Items from a data source
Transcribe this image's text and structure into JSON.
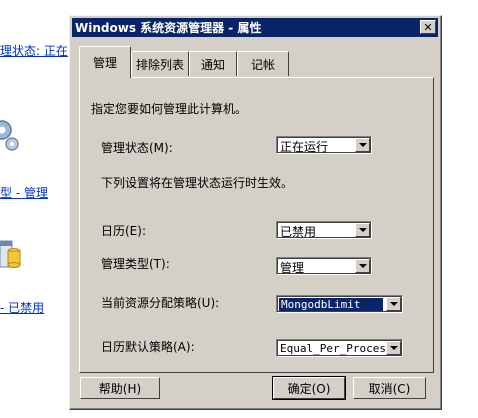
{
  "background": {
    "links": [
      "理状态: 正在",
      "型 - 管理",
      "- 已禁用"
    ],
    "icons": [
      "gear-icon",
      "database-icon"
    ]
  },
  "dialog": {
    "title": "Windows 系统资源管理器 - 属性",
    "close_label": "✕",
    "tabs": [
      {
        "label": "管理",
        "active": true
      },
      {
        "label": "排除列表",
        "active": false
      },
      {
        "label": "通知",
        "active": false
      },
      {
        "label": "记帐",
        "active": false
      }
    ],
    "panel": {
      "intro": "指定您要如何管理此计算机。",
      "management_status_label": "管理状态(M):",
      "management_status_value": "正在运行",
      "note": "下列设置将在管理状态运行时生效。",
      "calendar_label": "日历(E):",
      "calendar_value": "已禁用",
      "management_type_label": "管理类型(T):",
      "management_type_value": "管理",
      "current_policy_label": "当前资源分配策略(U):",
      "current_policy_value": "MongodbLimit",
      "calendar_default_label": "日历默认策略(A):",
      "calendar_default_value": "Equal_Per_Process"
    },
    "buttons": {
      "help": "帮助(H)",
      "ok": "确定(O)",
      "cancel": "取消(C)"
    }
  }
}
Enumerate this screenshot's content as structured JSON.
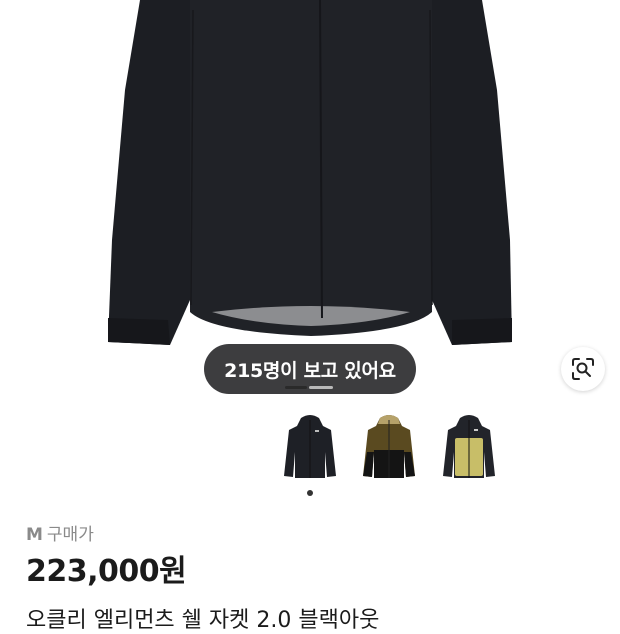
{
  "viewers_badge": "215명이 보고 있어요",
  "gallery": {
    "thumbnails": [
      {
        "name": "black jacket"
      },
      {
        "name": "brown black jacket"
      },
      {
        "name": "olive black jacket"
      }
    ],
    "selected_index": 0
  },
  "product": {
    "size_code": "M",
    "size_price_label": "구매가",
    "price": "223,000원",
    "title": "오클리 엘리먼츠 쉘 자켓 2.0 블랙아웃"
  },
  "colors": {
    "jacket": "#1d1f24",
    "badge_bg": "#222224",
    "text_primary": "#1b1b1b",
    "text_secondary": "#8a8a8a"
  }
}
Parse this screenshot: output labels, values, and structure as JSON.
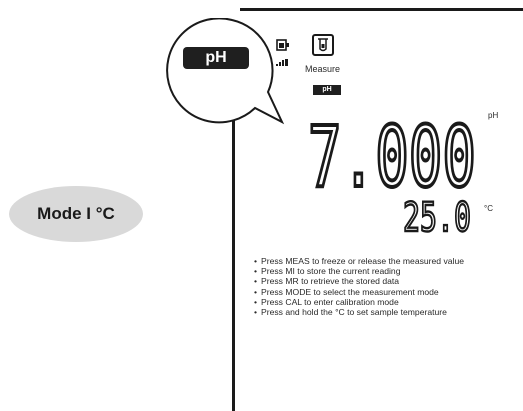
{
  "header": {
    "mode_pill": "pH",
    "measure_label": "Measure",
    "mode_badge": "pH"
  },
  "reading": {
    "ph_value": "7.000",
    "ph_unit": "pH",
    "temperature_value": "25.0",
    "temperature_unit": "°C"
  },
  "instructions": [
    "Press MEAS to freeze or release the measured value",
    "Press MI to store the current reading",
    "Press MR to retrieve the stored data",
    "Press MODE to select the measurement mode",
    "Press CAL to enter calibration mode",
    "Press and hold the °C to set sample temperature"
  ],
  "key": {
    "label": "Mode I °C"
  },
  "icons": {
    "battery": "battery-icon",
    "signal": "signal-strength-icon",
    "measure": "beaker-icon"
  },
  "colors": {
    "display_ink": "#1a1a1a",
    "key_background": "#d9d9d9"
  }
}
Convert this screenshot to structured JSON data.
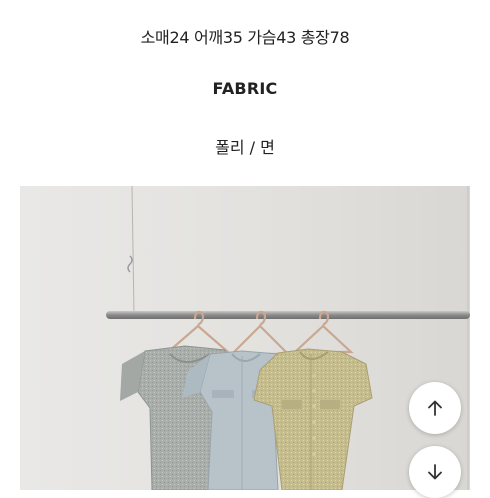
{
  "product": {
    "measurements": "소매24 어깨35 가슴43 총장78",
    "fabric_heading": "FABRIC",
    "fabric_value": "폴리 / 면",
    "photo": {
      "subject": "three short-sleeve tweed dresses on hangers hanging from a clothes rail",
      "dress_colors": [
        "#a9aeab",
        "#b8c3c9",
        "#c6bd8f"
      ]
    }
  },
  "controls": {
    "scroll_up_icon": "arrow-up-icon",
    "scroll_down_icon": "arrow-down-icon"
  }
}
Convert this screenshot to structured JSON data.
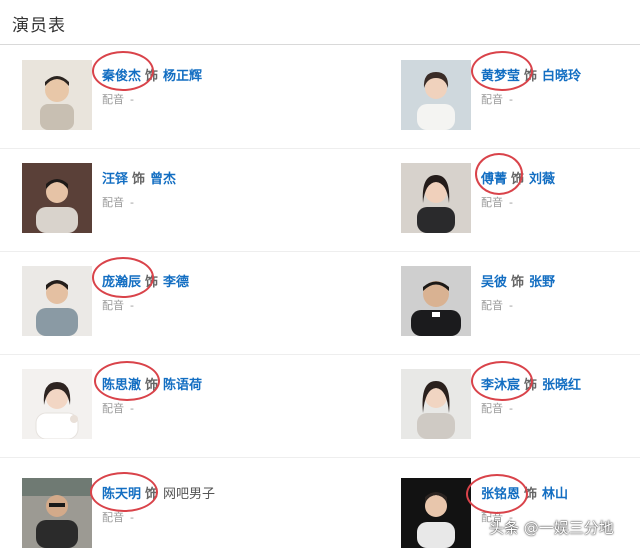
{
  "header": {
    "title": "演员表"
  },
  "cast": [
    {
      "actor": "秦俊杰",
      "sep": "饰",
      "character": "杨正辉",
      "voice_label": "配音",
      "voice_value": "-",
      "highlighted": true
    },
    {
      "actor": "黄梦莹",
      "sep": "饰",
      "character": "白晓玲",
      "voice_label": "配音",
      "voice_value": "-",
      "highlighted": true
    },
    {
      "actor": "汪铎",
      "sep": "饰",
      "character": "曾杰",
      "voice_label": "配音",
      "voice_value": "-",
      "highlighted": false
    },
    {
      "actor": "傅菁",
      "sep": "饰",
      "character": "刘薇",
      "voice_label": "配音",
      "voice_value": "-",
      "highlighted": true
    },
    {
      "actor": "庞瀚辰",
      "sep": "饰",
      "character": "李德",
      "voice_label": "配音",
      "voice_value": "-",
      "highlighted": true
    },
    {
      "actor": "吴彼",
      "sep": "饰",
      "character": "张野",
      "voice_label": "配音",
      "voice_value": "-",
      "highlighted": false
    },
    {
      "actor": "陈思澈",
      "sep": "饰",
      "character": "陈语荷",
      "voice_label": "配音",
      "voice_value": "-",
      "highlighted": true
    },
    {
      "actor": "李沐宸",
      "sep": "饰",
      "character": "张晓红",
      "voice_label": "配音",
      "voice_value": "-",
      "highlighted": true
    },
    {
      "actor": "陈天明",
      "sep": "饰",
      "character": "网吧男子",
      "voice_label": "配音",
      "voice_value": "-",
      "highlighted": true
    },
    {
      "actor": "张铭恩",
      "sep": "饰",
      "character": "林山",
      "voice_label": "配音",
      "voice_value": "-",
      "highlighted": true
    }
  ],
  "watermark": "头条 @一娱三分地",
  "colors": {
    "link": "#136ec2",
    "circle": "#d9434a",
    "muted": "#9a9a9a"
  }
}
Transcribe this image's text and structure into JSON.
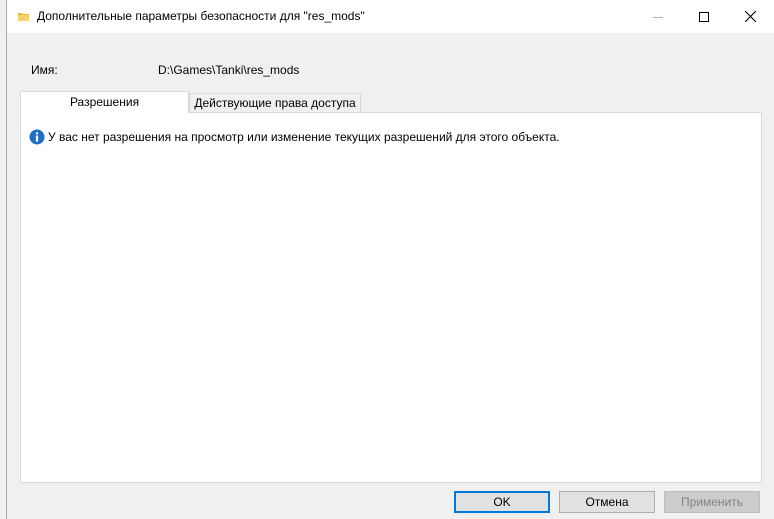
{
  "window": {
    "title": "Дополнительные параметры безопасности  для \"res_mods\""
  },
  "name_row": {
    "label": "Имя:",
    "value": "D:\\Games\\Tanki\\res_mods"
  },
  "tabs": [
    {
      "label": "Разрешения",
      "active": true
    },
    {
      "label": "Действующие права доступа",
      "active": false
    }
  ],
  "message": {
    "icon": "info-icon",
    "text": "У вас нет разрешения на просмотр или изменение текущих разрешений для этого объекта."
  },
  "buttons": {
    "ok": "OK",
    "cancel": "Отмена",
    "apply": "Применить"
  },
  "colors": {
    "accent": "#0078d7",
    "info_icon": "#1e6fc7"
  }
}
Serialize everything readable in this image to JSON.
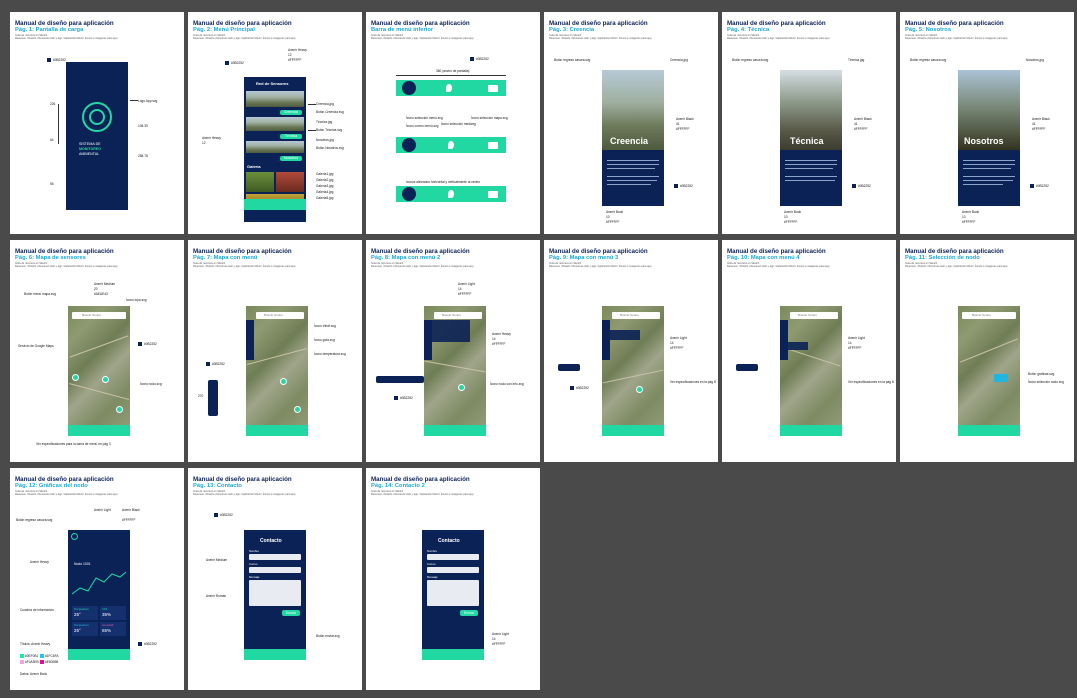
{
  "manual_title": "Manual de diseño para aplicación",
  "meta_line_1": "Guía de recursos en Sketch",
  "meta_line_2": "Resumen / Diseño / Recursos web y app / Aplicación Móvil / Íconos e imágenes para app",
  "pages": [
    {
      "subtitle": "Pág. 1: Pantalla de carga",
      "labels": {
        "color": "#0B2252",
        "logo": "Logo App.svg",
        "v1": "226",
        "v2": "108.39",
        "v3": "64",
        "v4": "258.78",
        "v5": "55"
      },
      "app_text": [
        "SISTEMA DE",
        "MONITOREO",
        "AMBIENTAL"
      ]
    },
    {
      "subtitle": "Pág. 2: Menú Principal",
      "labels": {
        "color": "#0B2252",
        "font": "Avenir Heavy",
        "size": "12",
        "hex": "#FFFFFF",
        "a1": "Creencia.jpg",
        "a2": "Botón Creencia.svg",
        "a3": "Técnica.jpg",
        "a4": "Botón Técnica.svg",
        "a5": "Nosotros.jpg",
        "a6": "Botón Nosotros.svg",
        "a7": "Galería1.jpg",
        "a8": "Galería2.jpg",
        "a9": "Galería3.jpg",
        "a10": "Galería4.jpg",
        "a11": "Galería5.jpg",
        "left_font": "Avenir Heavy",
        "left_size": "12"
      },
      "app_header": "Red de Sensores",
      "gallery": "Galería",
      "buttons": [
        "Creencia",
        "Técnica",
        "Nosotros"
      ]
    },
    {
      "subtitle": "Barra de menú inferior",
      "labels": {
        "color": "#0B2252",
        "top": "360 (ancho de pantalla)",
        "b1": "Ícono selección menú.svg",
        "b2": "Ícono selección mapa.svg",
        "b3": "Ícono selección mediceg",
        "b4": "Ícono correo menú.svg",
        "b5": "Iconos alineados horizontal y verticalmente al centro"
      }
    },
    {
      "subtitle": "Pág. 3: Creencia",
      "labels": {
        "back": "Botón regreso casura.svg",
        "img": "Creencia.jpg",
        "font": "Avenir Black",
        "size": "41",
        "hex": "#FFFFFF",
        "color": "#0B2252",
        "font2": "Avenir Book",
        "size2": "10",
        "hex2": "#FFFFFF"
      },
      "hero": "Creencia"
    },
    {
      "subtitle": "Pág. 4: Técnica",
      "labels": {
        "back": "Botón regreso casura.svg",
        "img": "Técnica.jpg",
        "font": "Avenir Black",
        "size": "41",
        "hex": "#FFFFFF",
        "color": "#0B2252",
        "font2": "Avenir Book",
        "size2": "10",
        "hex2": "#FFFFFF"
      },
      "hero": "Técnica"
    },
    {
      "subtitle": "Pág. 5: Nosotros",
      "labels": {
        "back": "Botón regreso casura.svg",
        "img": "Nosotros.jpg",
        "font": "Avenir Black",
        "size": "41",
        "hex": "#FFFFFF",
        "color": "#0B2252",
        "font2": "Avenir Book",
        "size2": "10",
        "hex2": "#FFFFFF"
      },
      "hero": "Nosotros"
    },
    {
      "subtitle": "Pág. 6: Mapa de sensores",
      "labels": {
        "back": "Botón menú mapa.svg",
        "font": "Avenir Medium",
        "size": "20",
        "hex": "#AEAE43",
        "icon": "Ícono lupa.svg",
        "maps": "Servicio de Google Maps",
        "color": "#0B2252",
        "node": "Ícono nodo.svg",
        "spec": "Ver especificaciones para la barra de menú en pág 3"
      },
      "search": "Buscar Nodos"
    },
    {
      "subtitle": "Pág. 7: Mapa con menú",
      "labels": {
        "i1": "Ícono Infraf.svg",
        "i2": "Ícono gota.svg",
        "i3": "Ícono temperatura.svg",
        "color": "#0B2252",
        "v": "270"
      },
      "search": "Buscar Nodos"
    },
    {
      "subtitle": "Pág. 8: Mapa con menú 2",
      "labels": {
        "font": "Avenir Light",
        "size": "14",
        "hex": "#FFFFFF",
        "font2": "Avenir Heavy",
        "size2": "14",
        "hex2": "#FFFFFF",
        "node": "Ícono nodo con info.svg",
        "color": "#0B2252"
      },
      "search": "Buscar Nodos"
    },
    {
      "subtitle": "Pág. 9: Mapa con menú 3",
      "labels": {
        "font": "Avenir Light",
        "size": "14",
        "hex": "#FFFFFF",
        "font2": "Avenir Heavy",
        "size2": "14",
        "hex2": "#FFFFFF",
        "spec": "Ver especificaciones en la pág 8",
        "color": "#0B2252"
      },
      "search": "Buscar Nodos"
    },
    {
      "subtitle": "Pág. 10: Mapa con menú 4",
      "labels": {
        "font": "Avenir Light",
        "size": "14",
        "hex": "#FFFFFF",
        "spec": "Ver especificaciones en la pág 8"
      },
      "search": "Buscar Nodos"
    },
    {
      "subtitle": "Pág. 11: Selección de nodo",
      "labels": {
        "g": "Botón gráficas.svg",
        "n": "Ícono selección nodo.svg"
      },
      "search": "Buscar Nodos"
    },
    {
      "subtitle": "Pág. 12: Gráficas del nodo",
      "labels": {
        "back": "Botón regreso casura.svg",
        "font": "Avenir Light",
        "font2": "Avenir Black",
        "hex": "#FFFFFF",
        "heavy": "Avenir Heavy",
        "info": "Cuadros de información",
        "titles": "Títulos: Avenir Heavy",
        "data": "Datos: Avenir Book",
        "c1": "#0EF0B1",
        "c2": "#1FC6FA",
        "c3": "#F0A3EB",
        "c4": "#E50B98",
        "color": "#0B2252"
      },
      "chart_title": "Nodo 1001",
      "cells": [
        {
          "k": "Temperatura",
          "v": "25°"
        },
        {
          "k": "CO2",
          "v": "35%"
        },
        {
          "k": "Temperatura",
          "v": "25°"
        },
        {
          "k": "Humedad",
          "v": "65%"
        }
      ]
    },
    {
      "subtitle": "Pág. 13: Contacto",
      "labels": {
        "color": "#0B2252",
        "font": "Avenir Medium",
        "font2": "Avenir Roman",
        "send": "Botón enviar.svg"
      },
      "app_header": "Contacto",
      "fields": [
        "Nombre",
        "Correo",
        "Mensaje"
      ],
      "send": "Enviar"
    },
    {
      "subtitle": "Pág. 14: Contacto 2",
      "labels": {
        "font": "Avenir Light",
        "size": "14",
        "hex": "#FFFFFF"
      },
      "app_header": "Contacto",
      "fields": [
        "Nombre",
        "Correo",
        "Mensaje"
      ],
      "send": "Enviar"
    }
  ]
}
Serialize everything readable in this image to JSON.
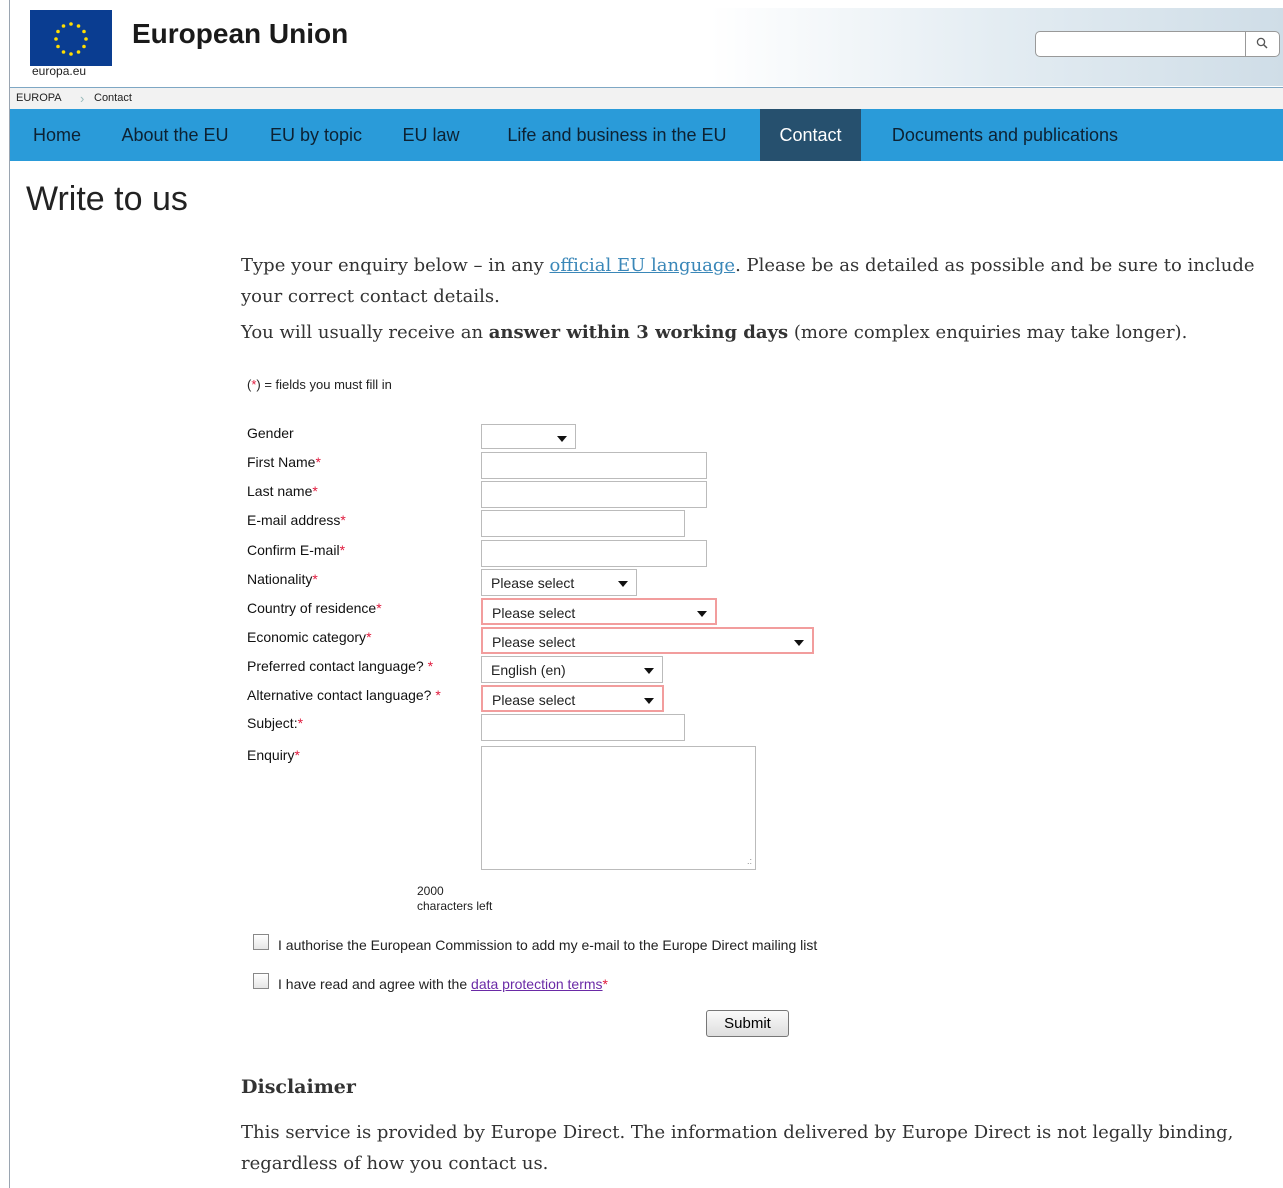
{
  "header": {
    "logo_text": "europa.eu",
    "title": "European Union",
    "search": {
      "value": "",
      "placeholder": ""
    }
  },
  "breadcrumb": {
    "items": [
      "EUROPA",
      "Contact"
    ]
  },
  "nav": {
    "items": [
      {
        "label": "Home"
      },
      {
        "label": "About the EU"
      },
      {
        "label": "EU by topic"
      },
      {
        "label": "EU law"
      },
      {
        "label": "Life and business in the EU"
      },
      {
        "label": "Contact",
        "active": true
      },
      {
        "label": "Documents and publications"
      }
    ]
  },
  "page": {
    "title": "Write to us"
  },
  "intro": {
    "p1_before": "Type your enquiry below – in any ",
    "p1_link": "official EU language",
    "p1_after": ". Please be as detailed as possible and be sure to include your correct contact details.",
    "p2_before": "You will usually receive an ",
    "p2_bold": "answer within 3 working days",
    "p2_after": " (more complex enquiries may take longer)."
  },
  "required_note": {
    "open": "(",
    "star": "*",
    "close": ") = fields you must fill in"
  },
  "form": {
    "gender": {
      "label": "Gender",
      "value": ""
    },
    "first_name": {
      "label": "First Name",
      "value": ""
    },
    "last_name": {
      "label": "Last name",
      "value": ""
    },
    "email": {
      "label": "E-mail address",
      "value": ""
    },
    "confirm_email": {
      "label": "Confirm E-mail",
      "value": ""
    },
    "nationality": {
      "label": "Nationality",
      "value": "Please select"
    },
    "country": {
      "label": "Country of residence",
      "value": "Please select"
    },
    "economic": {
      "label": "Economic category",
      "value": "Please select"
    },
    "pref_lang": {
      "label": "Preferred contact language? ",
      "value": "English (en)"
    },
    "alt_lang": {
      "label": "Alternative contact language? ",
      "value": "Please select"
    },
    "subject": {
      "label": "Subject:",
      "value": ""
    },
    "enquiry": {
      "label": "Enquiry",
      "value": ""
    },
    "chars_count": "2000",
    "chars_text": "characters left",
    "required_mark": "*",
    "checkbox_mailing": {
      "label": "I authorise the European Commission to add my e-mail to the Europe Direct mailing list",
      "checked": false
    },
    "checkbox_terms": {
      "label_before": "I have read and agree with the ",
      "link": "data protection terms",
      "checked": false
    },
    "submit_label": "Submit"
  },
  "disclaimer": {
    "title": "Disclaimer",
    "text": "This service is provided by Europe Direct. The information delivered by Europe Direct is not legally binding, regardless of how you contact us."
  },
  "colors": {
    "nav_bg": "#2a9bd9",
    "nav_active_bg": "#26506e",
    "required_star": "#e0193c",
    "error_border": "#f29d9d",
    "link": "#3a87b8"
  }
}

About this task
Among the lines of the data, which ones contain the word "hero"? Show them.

Answer for this exercise
      "hero": "Creencia"
      "hero": "Técnica"
      "hero": "Nosotros"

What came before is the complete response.